METALS-Copper touches highest in a week on easing trade and Middle East tensions

Pratima Desai


* Premium for cash over 3-month zinc at highest since Dec

* 3-month zinc trades near two-month high

* LME zinc stocks near 30-year lows

(Updates with closing prices, Congo output) LONDON, Jan 9 (Reuters) - Copper prices scaled one-week highs on Thursday, supported by easing tensions in the Middle East, China confirming it would sign a preliminary trade deal with the United States next week and expectations of stronger Chinese demand.

Benchmark copper on the London Metal Exchange

touched a session high of $6,213.50, its highest since Jan. 2, before closing at a steady $6,180 a tonne. U.S. President Donald Trump stepped back from new military action against Iran after its retaliatory missile strikes on Iraqi bases housing U.S. troops caused no casualties.

"As we move into peak demand season from late in the first quarter and into the second quarter, we will see clear trends on the deficit in the copper market," said Deutsche Bank analyst Nicholas Snowdown. "Inventories are still extremely low."

TRADE: China's Vice Premier Liu He, head of the country's negotiation team in Sino-U.S. trade talks, will sign a "Phase 1" deal in Washington next week. Liu will visit Washington on Jan. 13-15. "Copper has been a proxy trade for current macro issues," said Bank of America Merrill Lynch analysts in a note. "A rapprochement between the U.S. and China could push the red metal higher ... The ongoing lack of mine supply growth should increasingly support" prices. INVENTORIES: Copper stocks in London Metal Exchange <MCUSTX-TOTAL> registered warehouses at 135,800 tonnes are at their lowest since March last year and down nearly 60% since late August. In warehouses monitored by the Shanghai Futures Exchange, copper inventories at around 141,000 tonnes are down nearly 50% since March 2019 <CU-STX-SGH>. TECHNICALS: Upside resistance is at $6,270, near the 8-month high hit in late December, and support kicks in at the 21-day moving average, currently at $6,170. CHINA: China's consumer inflation steadied, while factory-gate prices fell at a slower pace in December, giving Beijing room to stay the course on monetary easing as economic growth cools. Faster credit expansion will be key to stabilising economic growth, which cooled to 6% in the third quarter of 2019, the slowest since the early 1990s. China accounts for half of global copper demand estimated at around 24 million tonnes this year. CONGO SUPPLY: Copper production in Democratic Republic of Congo rose 15.9% year-on-year to 1.308 million tonnes for the period from January to November 2019, according to central bank figures. ZINC: The premium for the cash over the three-month contract rose to $18 a tonne <MZN0-3>, the highest since early December. The rise has been fuelled by worries about LME stocks, which have fallen to 30-year lows around 50,000 tonnes <MZN-STOCKS>, and large holdings of LME warrants and cash contracts <0#LME-WHC>.
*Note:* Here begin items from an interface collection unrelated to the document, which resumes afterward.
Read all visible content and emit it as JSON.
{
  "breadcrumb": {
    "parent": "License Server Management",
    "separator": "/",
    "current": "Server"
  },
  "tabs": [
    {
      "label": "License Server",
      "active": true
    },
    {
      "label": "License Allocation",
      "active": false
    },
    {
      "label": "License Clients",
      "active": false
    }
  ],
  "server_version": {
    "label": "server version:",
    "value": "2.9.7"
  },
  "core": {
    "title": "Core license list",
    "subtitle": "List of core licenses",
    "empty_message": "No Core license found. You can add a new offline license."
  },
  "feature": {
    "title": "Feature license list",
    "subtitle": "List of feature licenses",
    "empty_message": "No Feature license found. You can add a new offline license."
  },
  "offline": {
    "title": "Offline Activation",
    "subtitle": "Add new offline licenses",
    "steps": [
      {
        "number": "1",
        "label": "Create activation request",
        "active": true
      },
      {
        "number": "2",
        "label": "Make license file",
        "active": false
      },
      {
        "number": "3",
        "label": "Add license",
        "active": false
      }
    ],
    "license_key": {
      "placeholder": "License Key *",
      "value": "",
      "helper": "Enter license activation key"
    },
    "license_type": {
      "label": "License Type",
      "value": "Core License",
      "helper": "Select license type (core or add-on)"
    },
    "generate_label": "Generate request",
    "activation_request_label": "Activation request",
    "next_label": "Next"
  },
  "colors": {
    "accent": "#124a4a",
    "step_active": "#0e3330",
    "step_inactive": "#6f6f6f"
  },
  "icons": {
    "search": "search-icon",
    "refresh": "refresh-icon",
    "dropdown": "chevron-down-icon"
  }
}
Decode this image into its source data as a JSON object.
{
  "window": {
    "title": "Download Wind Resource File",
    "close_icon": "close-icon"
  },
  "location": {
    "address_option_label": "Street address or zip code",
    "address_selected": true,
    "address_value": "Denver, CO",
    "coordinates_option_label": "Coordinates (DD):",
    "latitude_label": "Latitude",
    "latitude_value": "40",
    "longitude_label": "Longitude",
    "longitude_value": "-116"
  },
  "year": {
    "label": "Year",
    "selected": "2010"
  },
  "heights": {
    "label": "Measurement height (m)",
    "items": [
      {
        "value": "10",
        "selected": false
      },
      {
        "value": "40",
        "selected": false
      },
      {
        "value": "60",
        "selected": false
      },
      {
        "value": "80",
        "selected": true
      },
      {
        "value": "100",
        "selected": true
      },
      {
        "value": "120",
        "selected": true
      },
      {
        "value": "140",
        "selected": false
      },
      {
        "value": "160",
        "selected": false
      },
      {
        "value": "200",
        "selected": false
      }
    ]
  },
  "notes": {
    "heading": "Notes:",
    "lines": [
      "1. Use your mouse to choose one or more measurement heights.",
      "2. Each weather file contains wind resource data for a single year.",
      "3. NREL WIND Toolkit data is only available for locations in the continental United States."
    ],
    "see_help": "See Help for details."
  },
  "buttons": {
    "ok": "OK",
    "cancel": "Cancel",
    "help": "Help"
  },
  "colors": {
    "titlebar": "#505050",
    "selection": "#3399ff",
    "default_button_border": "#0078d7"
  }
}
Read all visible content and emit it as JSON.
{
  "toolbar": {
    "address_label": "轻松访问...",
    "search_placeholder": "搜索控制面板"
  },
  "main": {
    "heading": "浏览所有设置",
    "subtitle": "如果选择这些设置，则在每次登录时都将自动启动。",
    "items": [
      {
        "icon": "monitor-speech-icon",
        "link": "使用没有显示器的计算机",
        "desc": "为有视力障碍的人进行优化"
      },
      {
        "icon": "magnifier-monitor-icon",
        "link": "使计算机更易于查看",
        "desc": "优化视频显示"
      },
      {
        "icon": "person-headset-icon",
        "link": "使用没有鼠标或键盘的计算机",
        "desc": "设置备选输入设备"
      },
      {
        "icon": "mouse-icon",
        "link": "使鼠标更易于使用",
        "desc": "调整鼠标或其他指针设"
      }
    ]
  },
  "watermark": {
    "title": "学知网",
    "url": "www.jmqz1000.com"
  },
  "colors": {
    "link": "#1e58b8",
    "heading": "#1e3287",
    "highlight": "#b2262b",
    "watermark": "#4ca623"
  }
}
Three-month zinc closed 1.1% lower at $2,377 a

tonne, after earlier hitting a two-month high of $2,416.

PRICES: Aluminium added 0.2% to $1,803.50, leadgained 1.5% to $1,929, nickel added 0.2% to$14,085 and tin climbed 0.5% to $17,250.

(Reporting by Pratima Desai; Editing by Mark Potter and Kirsten Donovan)